Top of Data
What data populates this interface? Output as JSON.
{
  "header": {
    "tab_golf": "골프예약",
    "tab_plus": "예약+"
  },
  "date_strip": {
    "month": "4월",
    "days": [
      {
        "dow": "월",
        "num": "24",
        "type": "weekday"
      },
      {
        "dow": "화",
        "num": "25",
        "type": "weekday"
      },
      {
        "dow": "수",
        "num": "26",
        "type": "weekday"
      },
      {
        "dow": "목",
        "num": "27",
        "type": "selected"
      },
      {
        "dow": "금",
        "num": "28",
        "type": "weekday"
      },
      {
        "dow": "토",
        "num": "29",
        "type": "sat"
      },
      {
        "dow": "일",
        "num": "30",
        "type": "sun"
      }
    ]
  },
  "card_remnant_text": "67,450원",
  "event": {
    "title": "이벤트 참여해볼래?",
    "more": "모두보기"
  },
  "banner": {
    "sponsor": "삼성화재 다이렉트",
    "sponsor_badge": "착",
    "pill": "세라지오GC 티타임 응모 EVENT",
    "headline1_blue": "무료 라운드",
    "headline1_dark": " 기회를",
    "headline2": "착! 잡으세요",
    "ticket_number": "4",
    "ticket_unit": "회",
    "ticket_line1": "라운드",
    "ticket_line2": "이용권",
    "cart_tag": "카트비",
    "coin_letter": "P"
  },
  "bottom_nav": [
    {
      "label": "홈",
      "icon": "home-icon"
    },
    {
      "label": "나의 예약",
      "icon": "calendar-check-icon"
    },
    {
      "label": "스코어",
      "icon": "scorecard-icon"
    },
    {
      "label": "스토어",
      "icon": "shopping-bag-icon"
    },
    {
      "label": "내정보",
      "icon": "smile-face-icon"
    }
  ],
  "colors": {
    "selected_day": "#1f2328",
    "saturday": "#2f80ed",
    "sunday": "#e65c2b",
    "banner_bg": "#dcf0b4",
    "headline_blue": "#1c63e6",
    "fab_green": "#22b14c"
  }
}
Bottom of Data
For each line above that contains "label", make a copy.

• Solution
      "label": "홈",
      "label": "나의 예약",
      "label": "스코어",
      "label": "스토어",
      "label": "내정보",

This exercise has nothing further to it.